▶ _Problem_: An identical reprint of the entire listing below is expected.

---------- Data records ----------

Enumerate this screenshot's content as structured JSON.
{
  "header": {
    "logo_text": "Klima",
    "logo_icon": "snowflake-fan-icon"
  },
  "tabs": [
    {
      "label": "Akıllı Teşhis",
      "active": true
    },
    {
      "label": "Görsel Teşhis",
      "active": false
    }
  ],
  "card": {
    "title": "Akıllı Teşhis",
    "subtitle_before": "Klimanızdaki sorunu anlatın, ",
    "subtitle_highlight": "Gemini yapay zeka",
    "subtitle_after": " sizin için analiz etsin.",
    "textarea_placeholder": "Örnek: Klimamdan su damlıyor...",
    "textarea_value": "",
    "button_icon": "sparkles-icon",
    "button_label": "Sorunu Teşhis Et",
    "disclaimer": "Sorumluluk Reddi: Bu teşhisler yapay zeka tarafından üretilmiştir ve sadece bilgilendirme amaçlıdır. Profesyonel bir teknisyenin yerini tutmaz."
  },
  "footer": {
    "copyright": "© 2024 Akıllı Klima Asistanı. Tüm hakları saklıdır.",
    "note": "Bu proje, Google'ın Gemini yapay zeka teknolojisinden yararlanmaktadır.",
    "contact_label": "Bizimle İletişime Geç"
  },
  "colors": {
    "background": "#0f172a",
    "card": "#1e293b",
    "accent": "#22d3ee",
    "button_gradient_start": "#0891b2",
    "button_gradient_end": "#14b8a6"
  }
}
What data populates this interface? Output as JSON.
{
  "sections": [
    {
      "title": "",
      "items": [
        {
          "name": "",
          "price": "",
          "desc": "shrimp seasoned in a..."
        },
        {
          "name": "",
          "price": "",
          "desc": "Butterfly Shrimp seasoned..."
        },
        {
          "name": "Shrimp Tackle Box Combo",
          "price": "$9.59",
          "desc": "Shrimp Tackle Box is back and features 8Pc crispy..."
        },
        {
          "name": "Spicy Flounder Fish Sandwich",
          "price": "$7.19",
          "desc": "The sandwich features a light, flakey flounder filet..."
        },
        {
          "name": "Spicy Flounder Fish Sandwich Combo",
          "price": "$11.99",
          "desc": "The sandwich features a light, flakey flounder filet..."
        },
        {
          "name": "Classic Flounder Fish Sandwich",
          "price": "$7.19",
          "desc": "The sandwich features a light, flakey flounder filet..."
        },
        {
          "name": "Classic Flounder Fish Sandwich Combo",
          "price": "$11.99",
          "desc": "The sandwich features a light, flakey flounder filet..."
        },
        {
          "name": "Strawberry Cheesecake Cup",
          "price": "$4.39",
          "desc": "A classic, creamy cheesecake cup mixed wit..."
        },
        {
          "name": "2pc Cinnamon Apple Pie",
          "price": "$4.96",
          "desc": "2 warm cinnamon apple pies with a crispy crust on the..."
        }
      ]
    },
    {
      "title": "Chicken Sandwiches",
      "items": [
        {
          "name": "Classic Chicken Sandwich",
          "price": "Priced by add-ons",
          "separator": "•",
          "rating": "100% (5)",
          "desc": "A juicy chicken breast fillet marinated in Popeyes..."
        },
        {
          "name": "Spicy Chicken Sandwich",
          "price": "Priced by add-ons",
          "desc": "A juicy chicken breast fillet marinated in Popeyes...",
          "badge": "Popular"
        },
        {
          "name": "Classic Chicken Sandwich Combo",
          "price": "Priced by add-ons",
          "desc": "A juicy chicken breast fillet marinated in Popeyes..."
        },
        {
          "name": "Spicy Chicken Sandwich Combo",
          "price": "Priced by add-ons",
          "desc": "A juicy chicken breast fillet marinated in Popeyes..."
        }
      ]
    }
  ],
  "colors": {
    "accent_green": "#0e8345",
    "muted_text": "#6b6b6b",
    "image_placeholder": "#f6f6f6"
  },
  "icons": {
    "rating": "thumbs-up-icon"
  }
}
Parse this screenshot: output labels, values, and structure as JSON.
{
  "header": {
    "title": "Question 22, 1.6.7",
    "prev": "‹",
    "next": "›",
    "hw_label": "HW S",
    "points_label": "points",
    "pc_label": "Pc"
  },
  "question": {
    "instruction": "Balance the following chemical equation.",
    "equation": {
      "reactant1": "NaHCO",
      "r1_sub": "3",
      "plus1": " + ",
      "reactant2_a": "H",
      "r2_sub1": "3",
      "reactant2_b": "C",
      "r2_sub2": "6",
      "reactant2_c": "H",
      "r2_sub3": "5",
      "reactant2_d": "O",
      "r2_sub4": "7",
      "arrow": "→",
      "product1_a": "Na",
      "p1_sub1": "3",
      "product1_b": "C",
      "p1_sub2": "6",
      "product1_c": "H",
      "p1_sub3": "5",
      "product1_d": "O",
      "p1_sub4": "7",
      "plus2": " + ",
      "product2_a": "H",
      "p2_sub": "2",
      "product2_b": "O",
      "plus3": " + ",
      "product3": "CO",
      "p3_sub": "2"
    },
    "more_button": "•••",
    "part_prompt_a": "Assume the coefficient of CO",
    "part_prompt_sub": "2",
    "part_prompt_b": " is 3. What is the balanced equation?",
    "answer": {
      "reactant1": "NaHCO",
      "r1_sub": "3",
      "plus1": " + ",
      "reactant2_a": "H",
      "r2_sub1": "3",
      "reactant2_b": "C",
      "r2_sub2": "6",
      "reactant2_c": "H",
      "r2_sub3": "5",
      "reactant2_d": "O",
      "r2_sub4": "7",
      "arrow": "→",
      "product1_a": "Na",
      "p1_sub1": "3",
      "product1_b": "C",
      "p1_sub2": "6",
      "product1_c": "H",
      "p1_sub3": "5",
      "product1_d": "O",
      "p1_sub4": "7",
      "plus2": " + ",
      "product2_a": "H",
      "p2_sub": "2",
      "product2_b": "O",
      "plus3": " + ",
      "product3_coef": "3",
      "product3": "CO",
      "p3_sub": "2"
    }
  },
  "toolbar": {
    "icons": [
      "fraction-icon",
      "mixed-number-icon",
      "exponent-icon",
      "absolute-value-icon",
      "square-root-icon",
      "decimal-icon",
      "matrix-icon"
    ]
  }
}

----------

▶ _Output_:
Enumerate this screenshot's content as structured JSON.
{
  "header": {
    "logo_text": "Klima",
    "logo_icon": "snowflake-fan-icon"
  },
  "tabs": [
    {
      "label": "Akıllı Teşhis",
      "active": true
    },
    {
      "label": "Görsel Teşhis",
      "active": false
    }
  ],
  "card": {
    "title": "Akıllı Teşhis",
    "subtitle_before": "Klimanızdaki sorunu anlatın, ",
    "subtitle_highlight": "Gemini yapay zeka",
    "subtitle_after": " sizin için analiz etsin.",
    "textarea_placeholder": "Örnek: Klimamdan su damlıyor...",
    "textarea_value": "",
    "button_icon": "sparkles-icon",
    "button_label": "Sorunu Teşhis Et",
    "disclaimer": "Sorumluluk Reddi: Bu teşhisler yapay zeka tarafından üretilmiştir ve sadece bilgilendirme amaçlıdır. Profesyonel bir teknisyenin yerini tutmaz."
  },
  "footer": {
    "copyright": "© 2024 Akıllı Klima Asistanı. Tüm hakları saklıdır.",
    "note": "Bu proje, Google'ın Gemini yapay zeka teknolojisinden yararlanmaktadır.",
    "contact_label": "Bizimle İletişime Geç"
  },
  "colors": {
    "background": "#0f172a",
    "card": "#1e293b",
    "accent": "#22d3ee",
    "button_gradient_start": "#0891b2",
    "button_gradient_end": "#14b8a6"
  }
}
What data populates this interface? Output as JSON.
{
  "sections": [
    {
      "title": "",
      "items": [
        {
          "name": "",
          "price": "",
          "desc": "shrimp seasoned in a..."
        },
        {
          "name": "",
          "price": "",
          "desc": "Butterfly Shrimp seasoned..."
        },
        {
          "name": "Shrimp Tackle Box Combo",
          "price": "$9.59",
          "desc": "Shrimp Tackle Box is back and features 8Pc crispy..."
        },
        {
          "name": "Spicy Flounder Fish Sandwich",
          "price": "$7.19",
          "desc": "The sandwich features a light, flakey flounder filet..."
        },
        {
          "name": "Spicy Flounder Fish Sandwich Combo",
          "price": "$11.99",
          "desc": "The sandwich features a light, flakey flounder filet..."
        },
        {
          "name": "Classic Flounder Fish Sandwich",
          "price": "$7.19",
          "desc": "The sandwich features a light, flakey flounder filet..."
        },
        {
          "name": "Classic Flounder Fish Sandwich Combo",
          "price": "$11.99",
          "desc": "The sandwich features a light, flakey flounder filet..."
        },
        {
          "name": "Strawberry Cheesecake Cup",
          "price": "$4.39",
          "desc": "A classic, creamy cheesecake cup mixed wit..."
        },
        {
          "name": "2pc Cinnamon Apple Pie",
          "price": "$4.96",
          "desc": "2 warm cinnamon apple pies with a crispy crust on the..."
        }
      ]
    },
    {
      "title": "Chicken Sandwiches",
      "items": [
        {
          "name": "Classic Chicken Sandwich",
          "price": "Priced by add-ons",
          "separator": "•",
          "rating": "100% (5)",
          "desc": "A juicy chicken breast fillet marinated in Popeyes..."
        },
        {
          "name": "Spicy Chicken Sandwich",
          "price": "Priced by add-ons",
          "desc": "A juicy chicken breast fillet marinated in Popeyes...",
          "badge": "Popular"
        },
        {
          "name": "Classic Chicken Sandwich Combo",
          "price": "Priced by add-ons",
          "desc": "A juicy chicken breast fillet marinated in Popeyes..."
        },
        {
          "name": "Spicy Chicken Sandwich Combo",
          "price": "Priced by add-ons",
          "desc": "A juicy chicken breast fillet marinated in Popeyes..."
        }
      ]
    }
  ],
  "colors": {
    "accent_green": "#0e8345",
    "muted_text": "#6b6b6b",
    "image_placeholder": "#f6f6f6"
  },
  "icons": {
    "rating": "thumbs-up-icon"
  }
}
Parse this screenshot: output labels, values, and structure as JSON.
{
  "header": {
    "title": "Question 22, 1.6.7",
    "prev": "‹",
    "next": "›",
    "hw_label": "HW S",
    "points_label": "points",
    "pc_label": "Pc"
  },
  "question": {
    "instruction": "Balance the following chemical equation.",
    "equation": {
      "reactant1": "NaHCO",
      "r1_sub": "3",
      "plus1": " + ",
      "reactant2_a": "H",
      "r2_sub1": "3",
      "reactant2_b": "C",
      "r2_sub2": "6",
      "reactant2_c": "H",
      "r2_sub3": "5",
      "reactant2_d": "O",
      "r2_sub4": "7",
      "arrow": "→",
      "product1_a": "Na",
      "p1_sub1": "3",
      "product1_b": "C",
      "p1_sub2": "6",
      "product1_c": "H",
      "p1_sub3": "5",
      "product1_d": "O",
      "p1_sub4": "7",
      "plus2": " + ",
      "product2_a": "H",
      "p2_sub": "2",
      "product2_b": "O",
      "plus3": " + ",
      "product3": "CO",
      "p3_sub": "2"
    },
    "more_button": "•••",
    "part_prompt_a": "Assume the coefficient of CO",
    "part_prompt_sub": "2",
    "part_prompt_b": " is 3. What is the balanced equation?",
    "answer": {
      "reactant1": "NaHCO",
      "r1_sub": "3",
      "plus1": " + ",
      "reactant2_a": "H",
      "r2_sub1": "3",
      "reactant2_b": "C",
      "r2_sub2": "6",
      "reactant2_c": "H",
      "r2_sub3": "5",
      "reactant2_d": "O",
      "r2_sub4": "7",
      "arrow": "→",
      "product1_a": "Na",
      "p1_sub1": "3",
      "product1_b": "C",
      "p1_sub2": "6",
      "product1_c": "H",
      "p1_sub3": "5",
      "product1_d": "O",
      "p1_sub4": "7",
      "plus2": " + ",
      "product2_a": "H",
      "p2_sub": "2",
      "product2_b": "O",
      "plus3": " + ",
      "product3_coef": "3",
      "product3": "CO",
      "p3_sub": "2"
    }
  },
  "toolbar": {
    "icons": [
      "fraction-icon",
      "mixed-number-icon",
      "exponent-icon",
      "absolute-value-icon",
      "square-root-icon",
      "decimal-icon",
      "matrix-icon"
    ]
  }
}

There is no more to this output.